Task.
Your task is to find every line in the records that holds the string "screenshot" and copy it.

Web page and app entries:
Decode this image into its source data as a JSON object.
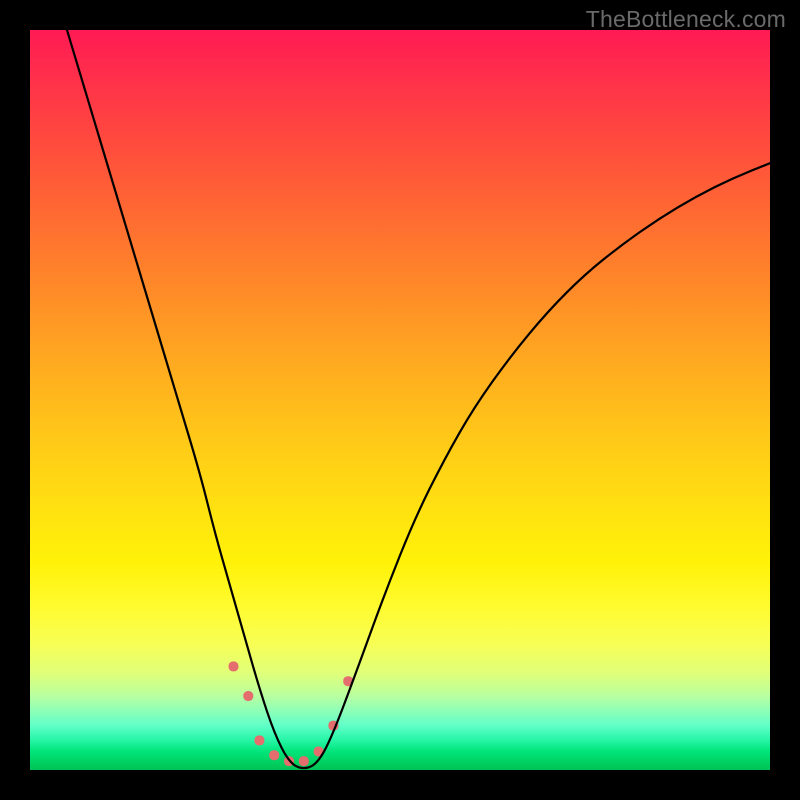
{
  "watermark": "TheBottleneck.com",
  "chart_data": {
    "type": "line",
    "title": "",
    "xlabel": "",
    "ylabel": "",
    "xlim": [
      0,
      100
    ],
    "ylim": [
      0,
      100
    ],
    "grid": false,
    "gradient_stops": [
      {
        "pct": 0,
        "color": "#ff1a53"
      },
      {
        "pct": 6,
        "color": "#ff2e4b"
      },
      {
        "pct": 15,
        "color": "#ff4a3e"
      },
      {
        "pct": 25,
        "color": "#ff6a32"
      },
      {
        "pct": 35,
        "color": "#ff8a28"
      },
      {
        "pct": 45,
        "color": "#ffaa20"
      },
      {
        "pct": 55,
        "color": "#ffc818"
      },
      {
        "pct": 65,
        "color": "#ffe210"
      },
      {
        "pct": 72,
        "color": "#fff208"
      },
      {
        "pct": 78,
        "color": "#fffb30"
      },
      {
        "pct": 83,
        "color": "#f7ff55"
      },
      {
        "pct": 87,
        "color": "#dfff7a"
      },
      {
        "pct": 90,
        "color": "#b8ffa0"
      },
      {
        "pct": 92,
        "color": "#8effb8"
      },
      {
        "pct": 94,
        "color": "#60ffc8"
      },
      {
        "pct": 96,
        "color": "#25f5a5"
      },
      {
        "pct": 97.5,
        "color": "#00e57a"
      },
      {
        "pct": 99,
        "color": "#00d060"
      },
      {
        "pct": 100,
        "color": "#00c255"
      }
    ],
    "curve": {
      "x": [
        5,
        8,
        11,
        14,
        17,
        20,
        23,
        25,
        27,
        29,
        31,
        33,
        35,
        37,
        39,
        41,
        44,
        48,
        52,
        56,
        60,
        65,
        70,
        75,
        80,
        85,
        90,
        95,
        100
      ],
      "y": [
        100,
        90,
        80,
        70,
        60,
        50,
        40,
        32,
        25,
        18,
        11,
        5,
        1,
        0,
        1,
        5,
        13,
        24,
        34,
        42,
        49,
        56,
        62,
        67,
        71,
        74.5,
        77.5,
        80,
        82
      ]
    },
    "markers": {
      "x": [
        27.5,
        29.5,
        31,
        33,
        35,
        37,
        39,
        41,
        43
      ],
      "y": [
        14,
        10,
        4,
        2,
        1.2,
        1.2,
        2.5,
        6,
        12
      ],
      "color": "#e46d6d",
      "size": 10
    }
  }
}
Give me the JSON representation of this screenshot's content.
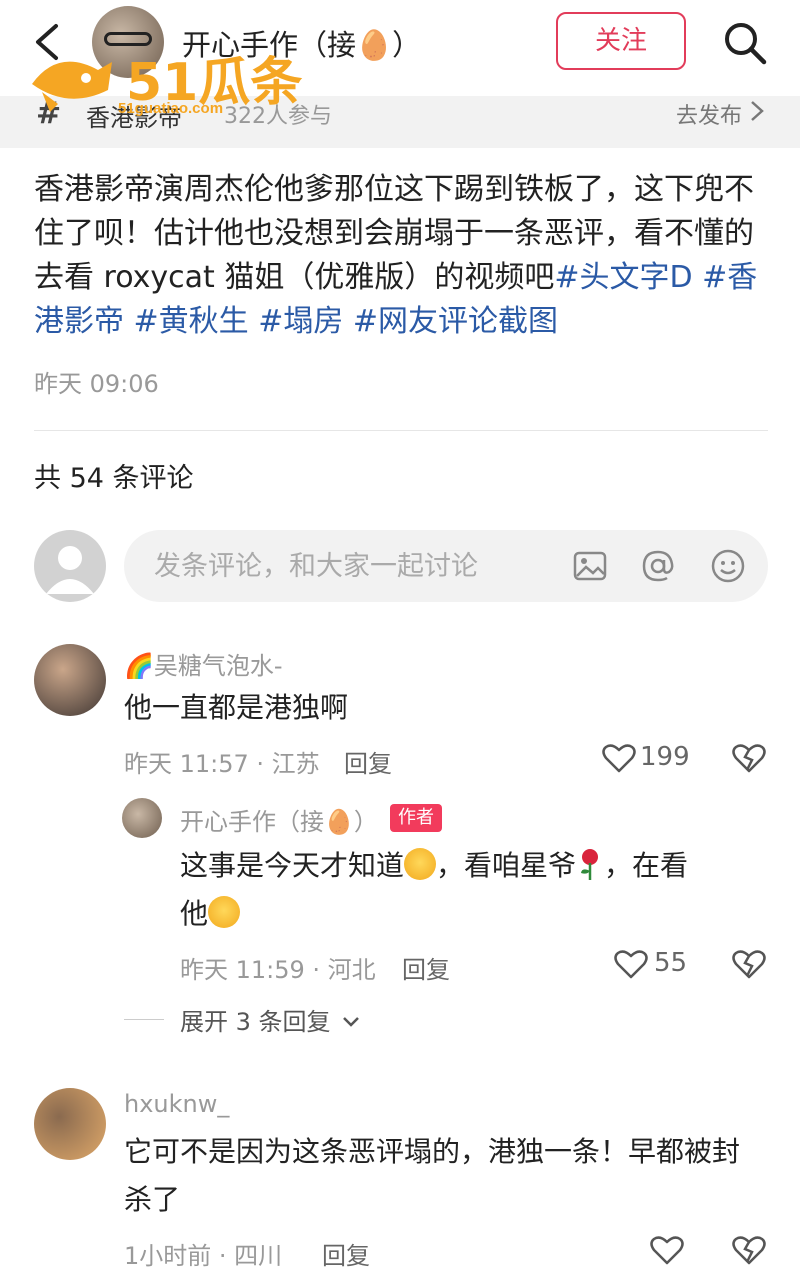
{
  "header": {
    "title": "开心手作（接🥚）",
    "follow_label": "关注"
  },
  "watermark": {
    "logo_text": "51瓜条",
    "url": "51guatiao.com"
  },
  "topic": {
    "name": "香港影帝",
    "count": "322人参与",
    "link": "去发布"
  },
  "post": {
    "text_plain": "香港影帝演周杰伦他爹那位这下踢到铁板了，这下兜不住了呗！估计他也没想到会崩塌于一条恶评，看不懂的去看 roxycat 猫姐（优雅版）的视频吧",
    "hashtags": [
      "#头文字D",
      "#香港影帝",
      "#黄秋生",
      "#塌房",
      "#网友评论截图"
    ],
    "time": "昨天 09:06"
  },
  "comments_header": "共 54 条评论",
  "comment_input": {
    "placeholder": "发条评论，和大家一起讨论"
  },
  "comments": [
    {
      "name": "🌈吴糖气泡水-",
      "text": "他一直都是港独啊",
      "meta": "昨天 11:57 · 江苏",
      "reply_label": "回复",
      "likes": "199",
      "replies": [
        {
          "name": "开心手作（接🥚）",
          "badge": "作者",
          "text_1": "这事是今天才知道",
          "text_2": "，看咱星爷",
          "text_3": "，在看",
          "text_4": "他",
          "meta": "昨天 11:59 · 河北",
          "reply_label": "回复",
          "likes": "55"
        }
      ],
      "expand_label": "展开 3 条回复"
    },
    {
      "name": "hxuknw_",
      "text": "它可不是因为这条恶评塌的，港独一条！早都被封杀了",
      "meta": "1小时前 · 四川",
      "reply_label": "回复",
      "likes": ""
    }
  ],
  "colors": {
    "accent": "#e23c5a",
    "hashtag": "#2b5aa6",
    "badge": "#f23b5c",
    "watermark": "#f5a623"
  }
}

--

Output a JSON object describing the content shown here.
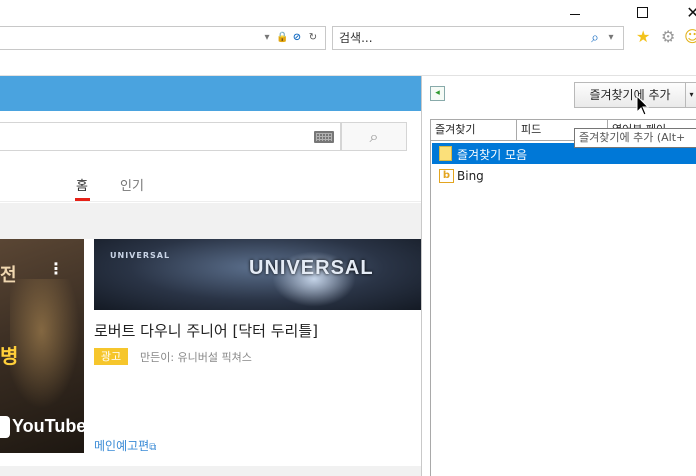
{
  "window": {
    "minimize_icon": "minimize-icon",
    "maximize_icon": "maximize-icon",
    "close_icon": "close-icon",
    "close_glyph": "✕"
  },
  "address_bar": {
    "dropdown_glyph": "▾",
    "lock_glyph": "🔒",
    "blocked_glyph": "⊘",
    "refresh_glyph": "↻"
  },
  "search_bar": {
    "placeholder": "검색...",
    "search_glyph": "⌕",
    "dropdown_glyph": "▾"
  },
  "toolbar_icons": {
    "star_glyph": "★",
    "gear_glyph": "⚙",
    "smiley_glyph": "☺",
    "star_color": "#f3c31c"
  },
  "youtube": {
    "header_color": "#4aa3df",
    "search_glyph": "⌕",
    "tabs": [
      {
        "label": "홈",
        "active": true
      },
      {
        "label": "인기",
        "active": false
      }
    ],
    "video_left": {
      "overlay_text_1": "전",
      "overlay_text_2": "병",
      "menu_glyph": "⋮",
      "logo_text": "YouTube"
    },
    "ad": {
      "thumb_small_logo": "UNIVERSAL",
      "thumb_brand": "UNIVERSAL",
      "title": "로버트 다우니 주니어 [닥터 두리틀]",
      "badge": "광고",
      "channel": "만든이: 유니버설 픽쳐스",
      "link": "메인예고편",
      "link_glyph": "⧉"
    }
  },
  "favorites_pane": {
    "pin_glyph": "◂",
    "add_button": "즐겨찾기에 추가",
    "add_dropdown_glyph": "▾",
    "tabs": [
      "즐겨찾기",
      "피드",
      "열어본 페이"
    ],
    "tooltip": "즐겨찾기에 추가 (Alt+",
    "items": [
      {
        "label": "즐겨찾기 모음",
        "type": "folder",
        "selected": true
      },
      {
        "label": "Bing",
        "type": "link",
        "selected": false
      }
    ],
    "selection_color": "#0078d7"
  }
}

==

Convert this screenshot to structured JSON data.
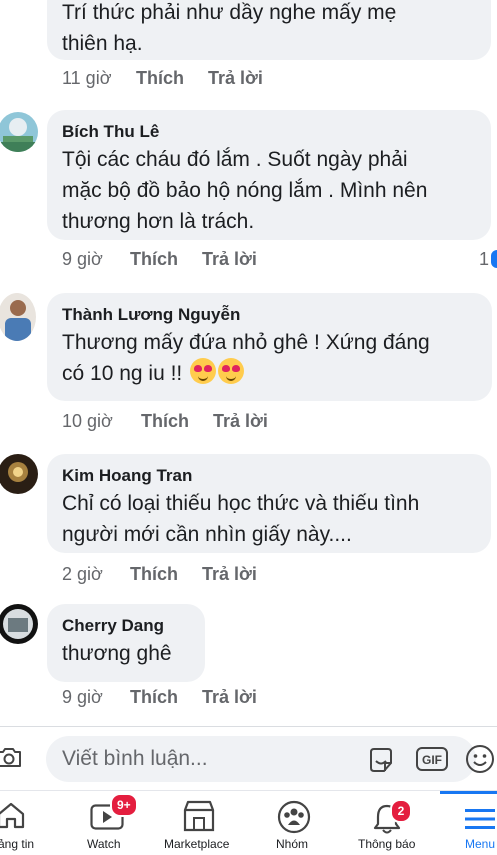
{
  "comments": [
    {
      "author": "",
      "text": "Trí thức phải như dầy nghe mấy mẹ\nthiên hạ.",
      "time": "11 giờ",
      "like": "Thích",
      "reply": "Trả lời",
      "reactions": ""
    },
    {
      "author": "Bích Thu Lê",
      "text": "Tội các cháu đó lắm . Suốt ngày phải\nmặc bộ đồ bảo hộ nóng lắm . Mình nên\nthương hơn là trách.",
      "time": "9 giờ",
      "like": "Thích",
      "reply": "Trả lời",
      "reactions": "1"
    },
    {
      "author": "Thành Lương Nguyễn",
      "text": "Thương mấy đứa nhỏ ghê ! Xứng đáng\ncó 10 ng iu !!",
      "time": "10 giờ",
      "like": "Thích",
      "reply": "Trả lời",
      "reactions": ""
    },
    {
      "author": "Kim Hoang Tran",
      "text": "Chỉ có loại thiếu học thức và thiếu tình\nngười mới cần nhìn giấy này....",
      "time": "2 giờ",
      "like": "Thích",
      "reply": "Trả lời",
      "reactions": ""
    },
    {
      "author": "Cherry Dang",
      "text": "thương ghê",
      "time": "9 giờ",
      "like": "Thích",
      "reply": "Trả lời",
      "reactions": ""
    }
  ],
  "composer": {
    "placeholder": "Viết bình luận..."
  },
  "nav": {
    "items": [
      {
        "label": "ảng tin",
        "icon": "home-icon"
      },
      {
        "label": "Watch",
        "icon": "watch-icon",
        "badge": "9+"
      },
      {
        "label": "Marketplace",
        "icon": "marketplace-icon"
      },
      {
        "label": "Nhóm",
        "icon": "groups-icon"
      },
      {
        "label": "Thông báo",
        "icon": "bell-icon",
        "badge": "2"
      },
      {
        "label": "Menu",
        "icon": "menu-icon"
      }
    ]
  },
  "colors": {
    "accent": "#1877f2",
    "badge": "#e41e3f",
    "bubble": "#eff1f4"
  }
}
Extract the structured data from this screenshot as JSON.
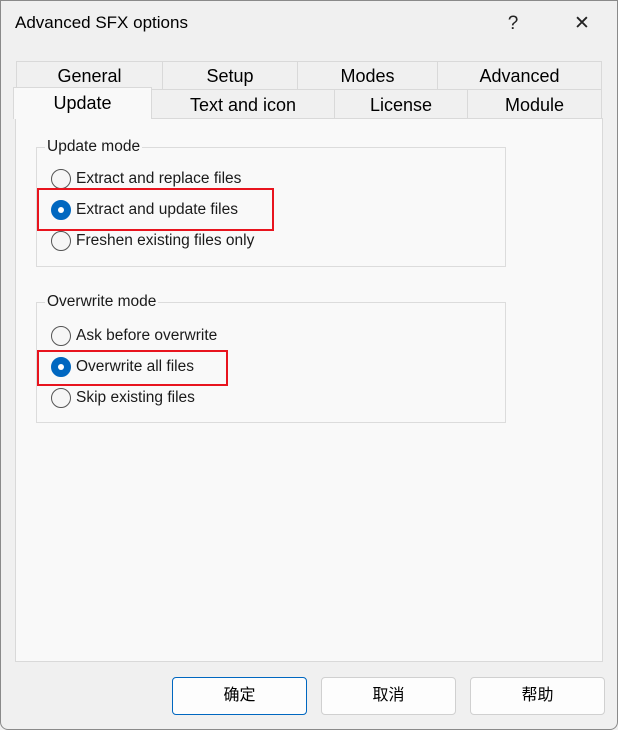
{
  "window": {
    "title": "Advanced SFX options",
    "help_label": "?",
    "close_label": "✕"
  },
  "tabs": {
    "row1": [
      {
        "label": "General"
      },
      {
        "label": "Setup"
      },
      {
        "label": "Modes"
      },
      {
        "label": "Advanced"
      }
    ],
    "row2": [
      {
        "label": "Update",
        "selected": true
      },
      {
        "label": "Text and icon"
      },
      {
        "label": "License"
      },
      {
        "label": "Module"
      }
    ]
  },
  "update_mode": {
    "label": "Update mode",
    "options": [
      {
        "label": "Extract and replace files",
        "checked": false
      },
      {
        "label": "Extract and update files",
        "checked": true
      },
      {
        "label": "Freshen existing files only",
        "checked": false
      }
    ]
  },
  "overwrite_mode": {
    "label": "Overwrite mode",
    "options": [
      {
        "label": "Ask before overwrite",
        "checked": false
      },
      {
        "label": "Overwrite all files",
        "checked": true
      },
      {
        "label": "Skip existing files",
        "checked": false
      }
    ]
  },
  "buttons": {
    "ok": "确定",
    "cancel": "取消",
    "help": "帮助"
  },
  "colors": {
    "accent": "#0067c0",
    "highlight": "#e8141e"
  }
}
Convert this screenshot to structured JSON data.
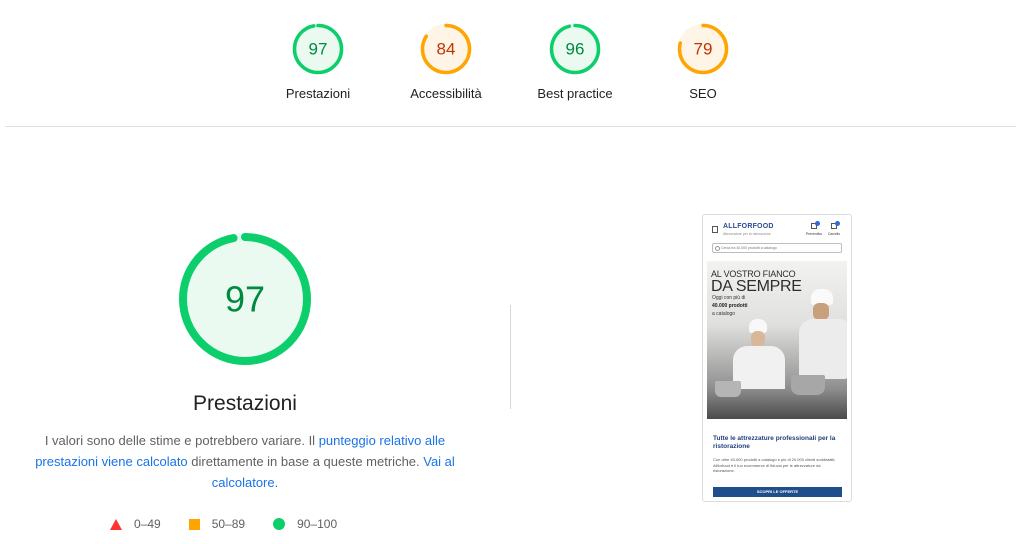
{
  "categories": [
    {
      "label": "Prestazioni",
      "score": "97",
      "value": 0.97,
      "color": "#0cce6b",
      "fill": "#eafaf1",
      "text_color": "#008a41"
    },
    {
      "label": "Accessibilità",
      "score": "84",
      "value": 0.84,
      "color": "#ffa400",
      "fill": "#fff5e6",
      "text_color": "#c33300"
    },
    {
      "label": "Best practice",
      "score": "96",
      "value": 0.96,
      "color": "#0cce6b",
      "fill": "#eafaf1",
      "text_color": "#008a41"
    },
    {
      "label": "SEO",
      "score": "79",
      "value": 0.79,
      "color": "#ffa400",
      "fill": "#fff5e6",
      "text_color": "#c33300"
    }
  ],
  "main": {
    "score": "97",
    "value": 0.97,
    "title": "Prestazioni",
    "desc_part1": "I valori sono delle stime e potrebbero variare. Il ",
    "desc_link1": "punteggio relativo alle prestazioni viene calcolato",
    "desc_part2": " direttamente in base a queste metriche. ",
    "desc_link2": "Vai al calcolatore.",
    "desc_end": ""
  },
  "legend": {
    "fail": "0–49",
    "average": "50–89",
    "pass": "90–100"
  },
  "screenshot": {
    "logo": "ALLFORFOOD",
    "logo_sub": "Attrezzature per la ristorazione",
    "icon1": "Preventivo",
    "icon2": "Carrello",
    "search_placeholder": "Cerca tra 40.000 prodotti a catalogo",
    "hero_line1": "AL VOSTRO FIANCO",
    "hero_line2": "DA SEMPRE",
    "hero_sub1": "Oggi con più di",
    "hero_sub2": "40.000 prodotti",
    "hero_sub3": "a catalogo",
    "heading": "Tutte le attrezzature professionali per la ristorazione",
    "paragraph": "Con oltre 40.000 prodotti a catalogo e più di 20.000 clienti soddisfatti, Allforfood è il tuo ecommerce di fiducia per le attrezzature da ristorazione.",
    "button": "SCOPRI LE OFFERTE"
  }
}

Result.
Give me the JSON representation of this screenshot's content.
Convert this screenshot to structured JSON data.
Extract the structured data from this screenshot as JSON.
Convert this screenshot to structured JSON data.
  "screenshot": {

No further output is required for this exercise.